• **TASK GOAL**
Each entry that follows needs to be written out exactly, with nothing left out.

• **GIVEN ENTRIES**
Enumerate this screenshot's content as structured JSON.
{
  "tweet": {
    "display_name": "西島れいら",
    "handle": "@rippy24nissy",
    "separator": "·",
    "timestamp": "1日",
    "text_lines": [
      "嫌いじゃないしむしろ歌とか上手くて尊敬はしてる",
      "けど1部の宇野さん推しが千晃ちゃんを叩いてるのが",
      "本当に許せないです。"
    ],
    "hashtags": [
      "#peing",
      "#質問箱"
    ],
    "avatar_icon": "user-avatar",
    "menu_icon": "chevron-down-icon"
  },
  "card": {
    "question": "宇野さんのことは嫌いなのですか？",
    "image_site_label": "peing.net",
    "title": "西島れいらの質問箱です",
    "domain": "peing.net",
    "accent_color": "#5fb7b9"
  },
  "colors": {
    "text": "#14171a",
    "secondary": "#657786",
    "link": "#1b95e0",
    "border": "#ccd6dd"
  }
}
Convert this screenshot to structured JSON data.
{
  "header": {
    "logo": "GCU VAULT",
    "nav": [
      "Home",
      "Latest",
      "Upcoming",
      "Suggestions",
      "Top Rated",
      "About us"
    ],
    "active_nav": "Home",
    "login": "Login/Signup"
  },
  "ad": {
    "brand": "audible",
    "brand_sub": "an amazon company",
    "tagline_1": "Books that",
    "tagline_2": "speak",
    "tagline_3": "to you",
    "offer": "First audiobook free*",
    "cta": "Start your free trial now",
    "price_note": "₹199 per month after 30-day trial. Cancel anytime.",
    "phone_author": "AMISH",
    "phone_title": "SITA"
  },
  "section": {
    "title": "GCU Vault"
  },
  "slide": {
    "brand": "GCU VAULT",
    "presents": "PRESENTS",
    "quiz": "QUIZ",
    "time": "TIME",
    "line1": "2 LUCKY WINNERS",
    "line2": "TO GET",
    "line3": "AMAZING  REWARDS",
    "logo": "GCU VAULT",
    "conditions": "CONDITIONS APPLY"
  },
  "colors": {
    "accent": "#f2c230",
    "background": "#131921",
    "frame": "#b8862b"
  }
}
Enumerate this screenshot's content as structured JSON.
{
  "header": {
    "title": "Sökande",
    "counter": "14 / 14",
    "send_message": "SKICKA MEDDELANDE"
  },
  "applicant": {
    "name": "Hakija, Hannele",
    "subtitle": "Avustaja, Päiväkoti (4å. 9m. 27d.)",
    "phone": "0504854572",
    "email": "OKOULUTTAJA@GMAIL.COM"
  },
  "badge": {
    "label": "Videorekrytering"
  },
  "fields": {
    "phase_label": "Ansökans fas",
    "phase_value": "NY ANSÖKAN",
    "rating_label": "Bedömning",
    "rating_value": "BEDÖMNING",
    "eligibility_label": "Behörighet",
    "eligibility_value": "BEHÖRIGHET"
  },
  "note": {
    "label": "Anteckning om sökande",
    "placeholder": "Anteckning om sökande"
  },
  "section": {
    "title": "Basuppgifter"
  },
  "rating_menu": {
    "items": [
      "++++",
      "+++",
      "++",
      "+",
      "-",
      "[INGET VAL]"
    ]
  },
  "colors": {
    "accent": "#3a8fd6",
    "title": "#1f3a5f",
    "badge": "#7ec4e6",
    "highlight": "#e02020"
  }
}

• **EXERCISE ANSWER**
Enumerate this screenshot's content as structured JSON.
{
  "tweet": {
    "display_name": "西島れいら",
    "handle": "@rippy24nissy",
    "separator": "·",
    "timestamp": "1日",
    "text_lines": [
      "嫌いじゃないしむしろ歌とか上手くて尊敬はしてる",
      "けど1部の宇野さん推しが千晃ちゃんを叩いてるのが",
      "本当に許せないです。"
    ],
    "hashtags": [
      "#peing",
      "#質問箱"
    ],
    "avatar_icon": "user-avatar",
    "menu_icon": "chevron-down-icon"
  },
  "card": {
    "question": "宇野さんのことは嫌いなのですか？",
    "image_site_label": "peing.net",
    "title": "西島れいらの質問箱です",
    "domain": "peing.net",
    "accent_color": "#5fb7b9"
  },
  "colors": {
    "text": "#14171a",
    "secondary": "#657786",
    "link": "#1b95e0",
    "border": "#ccd6dd"
  }
}
Convert this screenshot to structured JSON data.
{
  "header": {
    "logo": "GCU VAULT",
    "nav": [
      "Home",
      "Latest",
      "Upcoming",
      "Suggestions",
      "Top Rated",
      "About us"
    ],
    "active_nav": "Home",
    "login": "Login/Signup"
  },
  "ad": {
    "brand": "audible",
    "brand_sub": "an amazon company",
    "tagline_1": "Books that",
    "tagline_2": "speak",
    "tagline_3": "to you",
    "offer": "First audiobook free*",
    "cta": "Start your free trial now",
    "price_note": "₹199 per month after 30-day trial. Cancel anytime.",
    "phone_author": "AMISH",
    "phone_title": "SITA"
  },
  "section": {
    "title": "GCU Vault"
  },
  "slide": {
    "brand": "GCU VAULT",
    "presents": "PRESENTS",
    "quiz": "QUIZ",
    "time": "TIME",
    "line1": "2 LUCKY WINNERS",
    "line2": "TO GET",
    "line3": "AMAZING  REWARDS",
    "logo": "GCU VAULT",
    "conditions": "CONDITIONS APPLY"
  },
  "colors": {
    "accent": "#f2c230",
    "background": "#131921",
    "frame": "#b8862b"
  }
}
Enumerate this screenshot's content as structured JSON.
{
  "header": {
    "title": "Sökande",
    "counter": "14 / 14",
    "send_message": "SKICKA MEDDELANDE"
  },
  "applicant": {
    "name": "Hakija, Hannele",
    "subtitle": "Avustaja, Päiväkoti (4å. 9m. 27d.)",
    "phone": "0504854572",
    "email": "OKOULUTTAJA@GMAIL.COM"
  },
  "badge": {
    "label": "Videorekrytering"
  },
  "fields": {
    "phase_label": "Ansökans fas",
    "phase_value": "NY ANSÖKAN",
    "rating_label": "Bedömning",
    "rating_value": "BEDÖMNING",
    "eligibility_label": "Behörighet",
    "eligibility_value": "BEHÖRIGHET"
  },
  "note": {
    "label": "Anteckning om sökande",
    "placeholder": "Anteckning om sökande"
  },
  "section": {
    "title": "Basuppgifter"
  },
  "rating_menu": {
    "items": [
      "++++",
      "+++",
      "++",
      "+",
      "-",
      "[INGET VAL]"
    ]
  },
  "colors": {
    "accent": "#3a8fd6",
    "title": "#1f3a5f",
    "badge": "#7ec4e6",
    "highlight": "#e02020"
  }
}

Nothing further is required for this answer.